During early August 2020, county-level incidence of coronavirus disease 2019 (COVID-19) generally decreased across the United States, compared with incidence earlier in the summer (1); however, among young adults aged 18-22 years, incidence increased (2). Increases in incidence among adults aged ≥60 years, who might be more susceptible to severe COVID-19-related illness, have followed increases in younger adults (aged 20-39 years) by an average of 8.7 days (3). Institutions of higher education (colleges and universities) have been identified as settings where incidence among young adults increased during August (4,5). Understanding the extent to which these settings have affected county-level COVID-19 incidence can inform ongoing college and university operations and future planning. To evaluate the effect of large colleges or universities and school instructional format* (remote or in-person) on COVID-19 incidence, start dates and instructional formats for the fall 2020 semester were identified for all not-for-profit large U.S. colleges and universities (≥20,000 total enrolled students). Among counties with large colleges and universities (university counties) included in the analysis, remote-instruction university counties (22) experienced a 17.9% decline in mean COVID-19 incidence during the 21 days before through 21 days after the start of classes (from 17.9 to 14.7 cases per 100,000), and in-person instruction university counties (79) experienced a 56.2% increase in COVID-19 incidence, from 15.3 to 23.9 cases per 100,000. Counties without large colleges and universities (nonuniversity counties) (3,009) experienced a 5.9% decline in COVID-19 incidence, from 15.3 to 14.4 cases per 100,000. Similar findings were observed for percentage of positive test results and hotspot status (i.e., increasing among in-person-instruction university counties). In-person instruction at colleges and universities was associated with increased county-level COVID-19 incidence and percentage test positivity. Implementation of increased mitigation efforts at colleges and universities could minimize on-campus COVID-19 transmission.

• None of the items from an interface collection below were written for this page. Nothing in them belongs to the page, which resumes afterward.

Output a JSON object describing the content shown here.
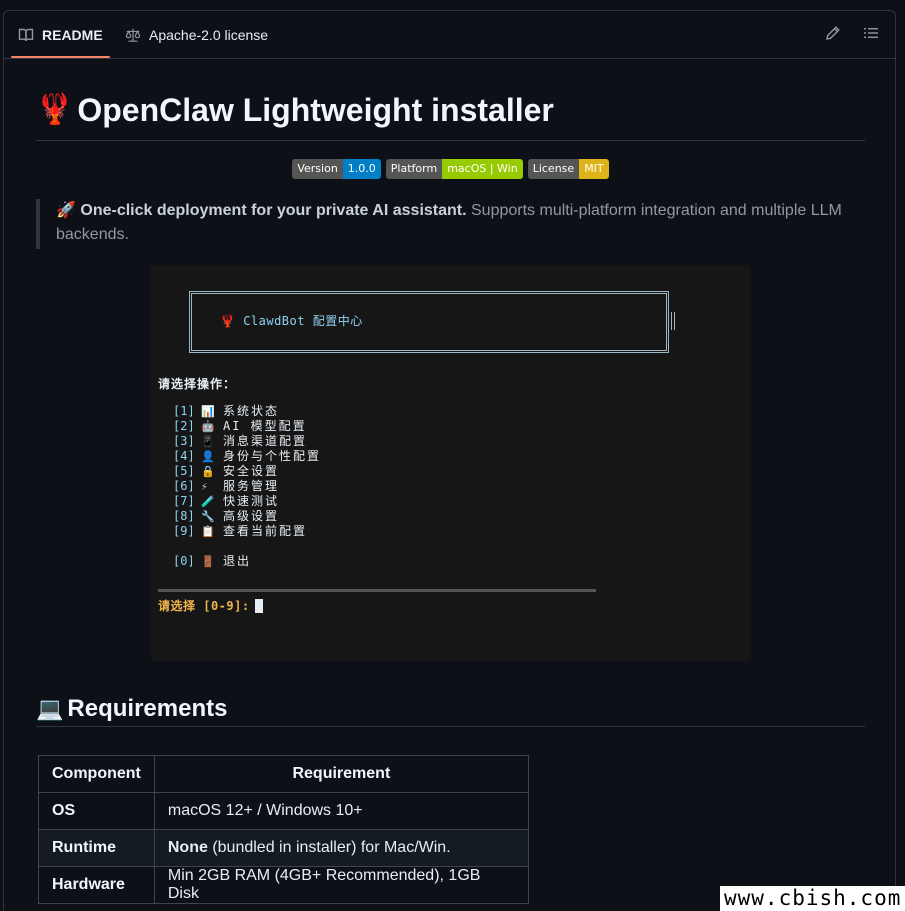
{
  "tabs": {
    "readme": "README",
    "license": "Apache-2.0 license"
  },
  "header": {
    "emoji": "🦞",
    "title": "OpenClaw Lightweight installer"
  },
  "badges": [
    {
      "label": "Version",
      "value": "1.0.0",
      "color": "#007ec6"
    },
    {
      "label": "Platform",
      "value": "macOS | Win",
      "color": "#97ca00"
    },
    {
      "label": "License",
      "value": "MIT",
      "color": "#dfb317"
    }
  ],
  "quote": {
    "emoji": "🚀",
    "bold": "One-click deployment for your private AI assistant.",
    "rest": " Supports multi-platform integration and multiple LLM backends."
  },
  "terminal": {
    "title_icon": "🦞",
    "title": "ClawdBot 配置中心",
    "prompt_label": "请选择操作：",
    "menu": [
      {
        "num": "[1]",
        "icon": "📊",
        "label": "系统状态"
      },
      {
        "num": "[2]",
        "icon": "🤖",
        "label": "AI 模型配置"
      },
      {
        "num": "[3]",
        "icon": "📱",
        "label": "消息渠道配置"
      },
      {
        "num": "[4]",
        "icon": "👤",
        "label": "身份与个性配置"
      },
      {
        "num": "[5]",
        "icon": "🔒",
        "label": "安全设置"
      },
      {
        "num": "[6]",
        "icon": "⚡",
        "label": "服务管理"
      },
      {
        "num": "[7]",
        "icon": "🧪",
        "label": "快速测试"
      },
      {
        "num": "[8]",
        "icon": "🔧",
        "label": "高级设置"
      },
      {
        "num": "[9]",
        "icon": "📋",
        "label": "查看当前配置"
      }
    ],
    "exit": {
      "num": "[0]",
      "icon": "🚪",
      "label": "退出"
    },
    "input_prompt": "请选择 [0-9]:"
  },
  "requirements": {
    "emoji": "💻",
    "title": "Requirements",
    "headers": [
      "Component",
      "Requirement"
    ],
    "rows": [
      {
        "component": "OS",
        "bold": "",
        "requirement": "macOS 12+ / Windows 10+"
      },
      {
        "component": "Runtime",
        "bold": "None",
        "requirement": " (bundled in installer) for Mac/Win."
      },
      {
        "component": "Hardware",
        "bold": "",
        "requirement": "Min 2GB RAM (4GB+ Recommended), 1GB Disk"
      }
    ]
  },
  "watermark": "www.cbish.com",
  "colors": {
    "background": "#0d1117",
    "border": "#30363d",
    "accent_underline": "#f78166",
    "terminal_bg": "#161616",
    "terminal_cyan": "#8fd3f1",
    "terminal_prompt": "#f0b64a"
  }
}
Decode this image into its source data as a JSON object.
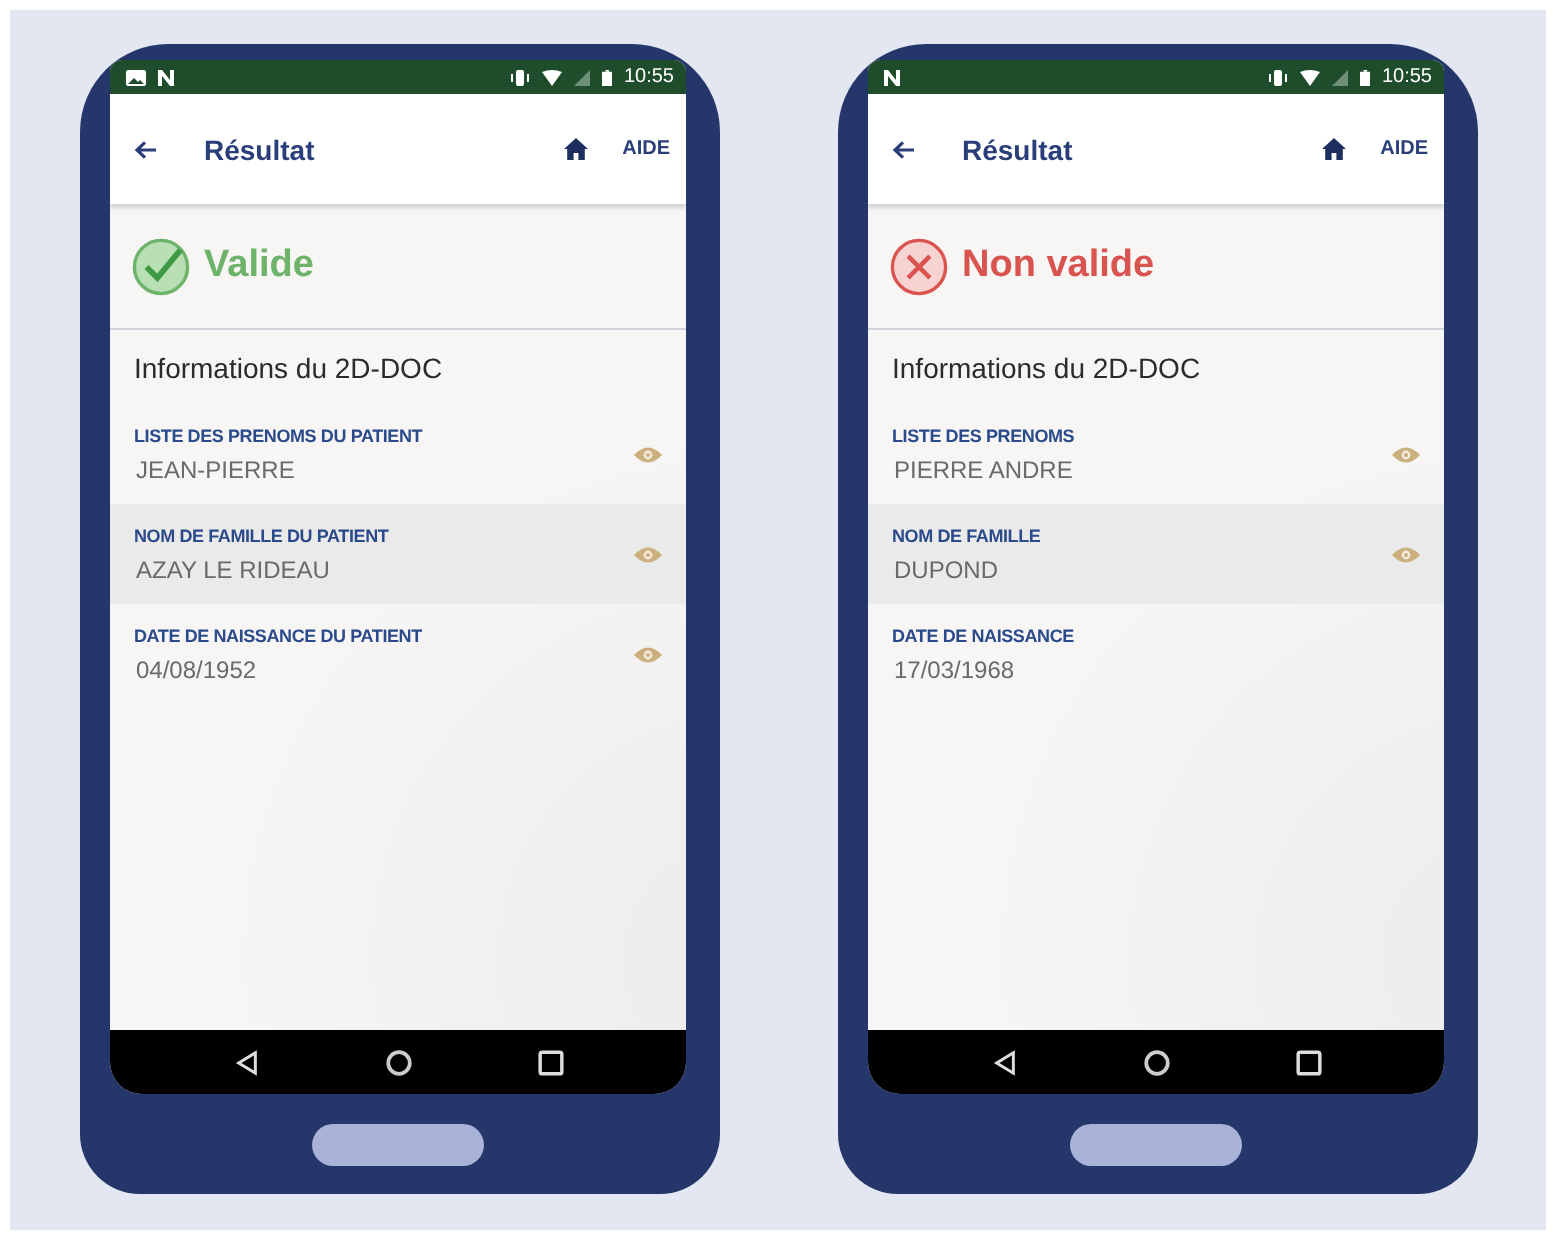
{
  "phones": [
    {
      "status_bar": {
        "photo_notification": true,
        "time": "10:55"
      },
      "app_bar": {
        "title": "Résultat",
        "help": "AIDE"
      },
      "result": {
        "kind": "valid",
        "label": "Valide"
      },
      "section_title": "Informations du 2D-DOC",
      "fields": [
        {
          "label": "LISTE DES PRENOMS DU PATIENT",
          "value": "JEAN-PIERRE",
          "selected": false,
          "reveal_icon": true
        },
        {
          "label": "NOM DE FAMILLE DU PATIENT",
          "value": "AZAY LE RIDEAU",
          "selected": true,
          "reveal_icon": true
        },
        {
          "label": "DATE DE NAISSANCE DU PATIENT",
          "value": "04/08/1952",
          "selected": false,
          "reveal_icon": true
        }
      ]
    },
    {
      "status_bar": {
        "photo_notification": false,
        "time": "10:55"
      },
      "app_bar": {
        "title": "Résultat",
        "help": "AIDE"
      },
      "result": {
        "kind": "invalid",
        "label": "Non valide"
      },
      "section_title": "Informations du 2D-DOC",
      "fields": [
        {
          "label": "LISTE DES PRENOMS",
          "value": "PIERRE ANDRE",
          "selected": false,
          "reveal_icon": true
        },
        {
          "label": "NOM DE FAMILLE",
          "value": "DUPOND",
          "selected": true,
          "reveal_icon": true
        },
        {
          "label": "DATE DE NAISSANCE",
          "value": "17/03/1968",
          "selected": false,
          "reveal_icon": false
        }
      ]
    }
  ]
}
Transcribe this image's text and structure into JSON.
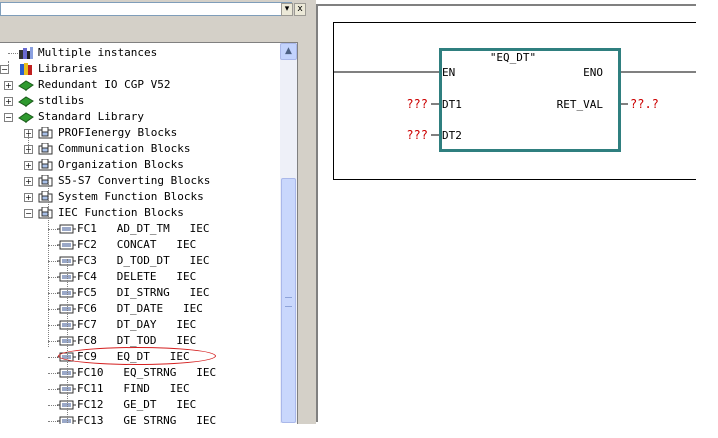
{
  "toolbar": {
    "dropdown_glyph": "▾",
    "close_glyph": "x"
  },
  "tree": {
    "nodes": [
      {
        "label": "Multiple instances",
        "icon": "multiple-instances-icon",
        "expander": ""
      },
      {
        "label": "Libraries",
        "icon": "libraries-icon",
        "expander": "−"
      },
      {
        "label": "Redundant IO CGP V52",
        "icon": "library-book-icon",
        "expander": "+"
      },
      {
        "label": "stdlibs",
        "icon": "library-book-icon",
        "expander": "+"
      },
      {
        "label": "Standard Library",
        "icon": "library-book-icon",
        "expander": "−"
      },
      {
        "label": "PROFIenergy Blocks",
        "icon": "block-folder-icon",
        "expander": "+"
      },
      {
        "label": "Communication Blocks",
        "icon": "block-folder-icon",
        "expander": "+"
      },
      {
        "label": "Organization Blocks",
        "icon": "block-folder-icon",
        "expander": "+"
      },
      {
        "label": "S5-S7 Converting Blocks",
        "icon": "block-folder-icon",
        "expander": "+"
      },
      {
        "label": "System Function Blocks",
        "icon": "block-folder-icon",
        "expander": "+"
      },
      {
        "label": "IEC Function Blocks",
        "icon": "block-folder-icon",
        "expander": "−"
      },
      {
        "label": "FC1   AD_DT_TM   IEC",
        "icon": "function-block-icon",
        "expander": ""
      },
      {
        "label": "FC2   CONCAT   IEC",
        "icon": "function-block-icon",
        "expander": ""
      },
      {
        "label": "FC3   D_TOD_DT   IEC",
        "icon": "function-block-icon",
        "expander": ""
      },
      {
        "label": "FC4   DELETE   IEC",
        "icon": "function-block-icon",
        "expander": ""
      },
      {
        "label": "FC5   DI_STRNG   IEC",
        "icon": "function-block-icon",
        "expander": ""
      },
      {
        "label": "FC6   DT_DATE   IEC",
        "icon": "function-block-icon",
        "expander": ""
      },
      {
        "label": "FC7   DT_DAY   IEC",
        "icon": "function-block-icon",
        "expander": ""
      },
      {
        "label": "FC8   DT_TOD   IEC",
        "icon": "function-block-icon",
        "expander": ""
      },
      {
        "label": "FC9   EQ_DT   IEC",
        "icon": "function-block-icon",
        "expander": "",
        "highlighted": true
      },
      {
        "label": "FC10   EQ_STRNG   IEC",
        "icon": "function-block-icon",
        "expander": ""
      },
      {
        "label": "FC11   FIND   IEC",
        "icon": "function-block-icon",
        "expander": ""
      },
      {
        "label": "FC12   GE_DT   IEC",
        "icon": "function-block-icon",
        "expander": ""
      },
      {
        "label": "FC13   GE_STRNG   IEC",
        "icon": "function-block-icon",
        "expander": ""
      }
    ],
    "scroll_up_glyph": "▲"
  },
  "lad": {
    "block_title": "\"EQ_DT\"",
    "en": "EN",
    "eno": "ENO",
    "in1": "DT1",
    "in2": "DT2",
    "out": "RET_VAL",
    "in1_operand": "???",
    "in2_operand": "???",
    "out_operand": "??.?"
  },
  "colors": {
    "block_border": "#2f7f7f",
    "operand_red": "#cc0000",
    "highlight_ellipse": "#d42020",
    "book_green": "#2f9a2f"
  }
}
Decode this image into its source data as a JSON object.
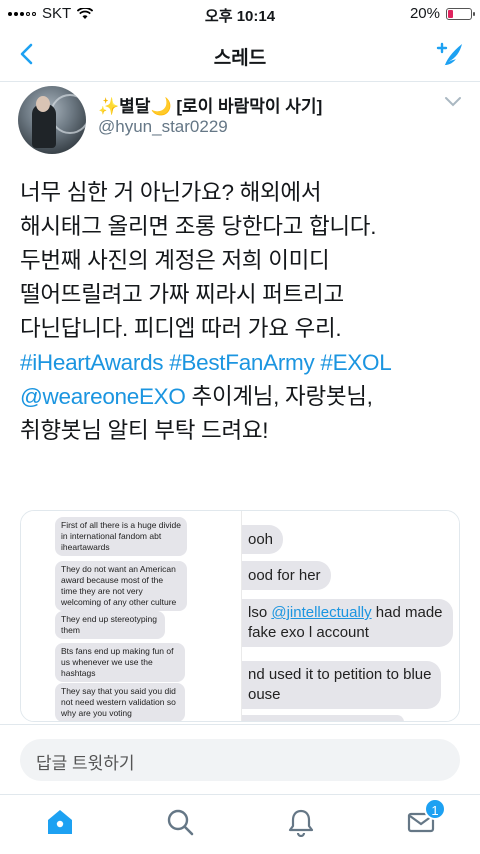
{
  "status_bar": {
    "carrier": "SKT",
    "time": "오후 10:14",
    "battery": "20%"
  },
  "nav": {
    "title": "스레드"
  },
  "tweet": {
    "display_name": "✨별달🌙 [로이 바람막이 사기]",
    "handle": "@hyun_star0229",
    "lines": [
      "너무 심한 거 아닌가요? 해외에서",
      "해시태그 올리면 조롱 당한다고 합니다.",
      "두번째 사진의 계정은 저희 이미디",
      "떨어뜨릴려고 가짜 찌라시 퍼트리고",
      "다닌답니다. 피디엡 따러 가요 우리."
    ],
    "hashtags": [
      "#iHeartAwards",
      "#BestFanArmy",
      "#EXOL"
    ],
    "mention": "@weareoneEXO",
    "line_after_mention": " 추이계님, 자랑봇님,",
    "last_line": "취향봇님 알티 부탁 드려요!"
  },
  "media": {
    "left_bubbles": [
      "First of all there is a huge divide in international fandom abt iheartawards",
      "They do not want an American award because most of the time they are not very welcoming of any other culture",
      "They end up stereotyping them",
      "Bts fans end up making fun of us whenever we use the hashtags",
      "They say that you said you did not need western validation so why are you voting"
    ],
    "right_bubbles": {
      "b1": "ooh",
      "b2": "ood for her",
      "b3_pre": "lso ",
      "b3_mention": "@jintellectually",
      "b3_post": " had made",
      "b4": "fake exo l account",
      "b5": "nd used it to petition to blue",
      "b6": "ouse"
    }
  },
  "reply": {
    "placeholder": "답글 트윗하기"
  },
  "tabbar": {
    "message_badge": "1",
    "accent": "#1da1f2"
  }
}
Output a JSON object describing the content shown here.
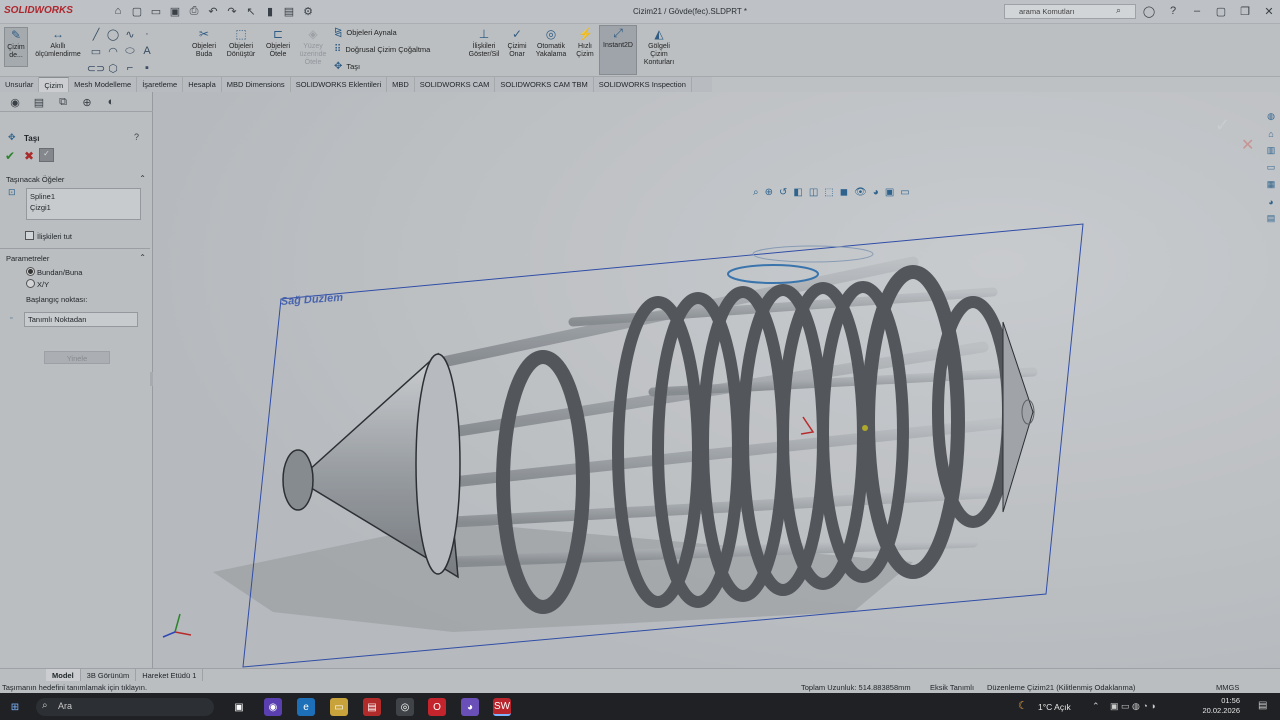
{
  "app": {
    "brand": "SOLIDWORKS",
    "document_title": "Cizim21 / Gövde(fec).SLDPRT *"
  },
  "search": {
    "placeholder": "arama Komutları"
  },
  "ribbon": {
    "sketch": "Çizim de...",
    "smart_dimension": "Akıllı ölçümlendirme",
    "trim": "Objeleri Buda",
    "convert": "Objeleri Dönüştür",
    "offset": "Objeleri Ötele",
    "offset_surface": "Yüzey üzerinde Ötele",
    "mirror": "Objeleri Aynala",
    "linear_pattern": "Doğrusal Çizim Çoğaltma",
    "move": "Taşı",
    "relations": "İlişkileri Göster/Sil",
    "repair": "Çizimi Onar",
    "quick_snaps": "Otomatik Yakalama",
    "rapid_sketch": "Hızlı Çizim",
    "instant2d": "Instant2D",
    "shaded_contours": "Gölgeli Çizim Konturları"
  },
  "tabs": [
    "Unsurlar",
    "Çizim",
    "Mesh Modelleme",
    "İşaretleme",
    "Hesapla",
    "MBD Dimensions",
    "SOLIDWORKS Eklentileri",
    "MBD",
    "SOLIDWORKS CAM",
    "SOLIDWORKS CAM TBM",
    "SOLIDWORKS Inspection"
  ],
  "active_tab": "Çizim",
  "property_manager": {
    "title": "Taşı",
    "section_items": "Taşınacak Öğeler",
    "items": [
      "Spline1",
      "Çizgi1"
    ],
    "keep_relations": "İlişkileri tut",
    "section_params": "Parametreler",
    "radio_from_to": "Bundan/Buna",
    "radio_xy": "X/Y",
    "start_point": "Başlangıç noktası:",
    "start_value": "Tanımlı Noktadan",
    "repeat_button": "Yinele"
  },
  "viewport": {
    "plane_label": "Sağ Düzlem"
  },
  "bottom_tabs": [
    "Model",
    "3B Görünüm",
    "Hareket Etüdü 1"
  ],
  "status": {
    "hint": "Taşımanın hedefini tanımlamak için tıklayın.",
    "total_length": "Toplam Uzunluk: 514.883858mm",
    "definition": "Eksik Tanımlı",
    "editing": "Düzenleme Çizim21 (Kilitlenmiş Odaklanma)",
    "units": "MMGS"
  },
  "taskbar": {
    "search": "Ara",
    "weather": "1°C  Açık",
    "time": "01:56",
    "date": "20.02.2026"
  }
}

The coronavirus (COVID-19) pandemic and attendant lockdown measures present serious threats to emotional well-being worldwide. Here, we examined the extent to which being outdoors (vs. indoors), the experience of loneliness, and screen-time are associated with emotional well-being during the COVID-19 pandemic using an experiencing sampling method. In April 2020, Austrian adults (N = 286, age M = 31.0 years) completed a 21-day experience sampling phase in which they reported their emotional well-being (i.e., happiness), whether they were indoors or outdoors, and loneliness at three random time-points each day, as well as their daily screen-time. Results indicated that being outdoors was associated with higher emotional well-being, whereas greater loneliness and greater daily screen-time were associated with poorer well-being. Additionally, the impact of loneliness on well-being was weaker when participants were outdoors than indoors. These results have health policy implications for the promotion of population well-being during pandemics.


Nasopharyngeal swabs are the primary sampling method used for detection of severe acute respiratory syndrome coronavirus 2 (SARS-CoV-2), but they require a trained health care professional and extensive personal protective equipment.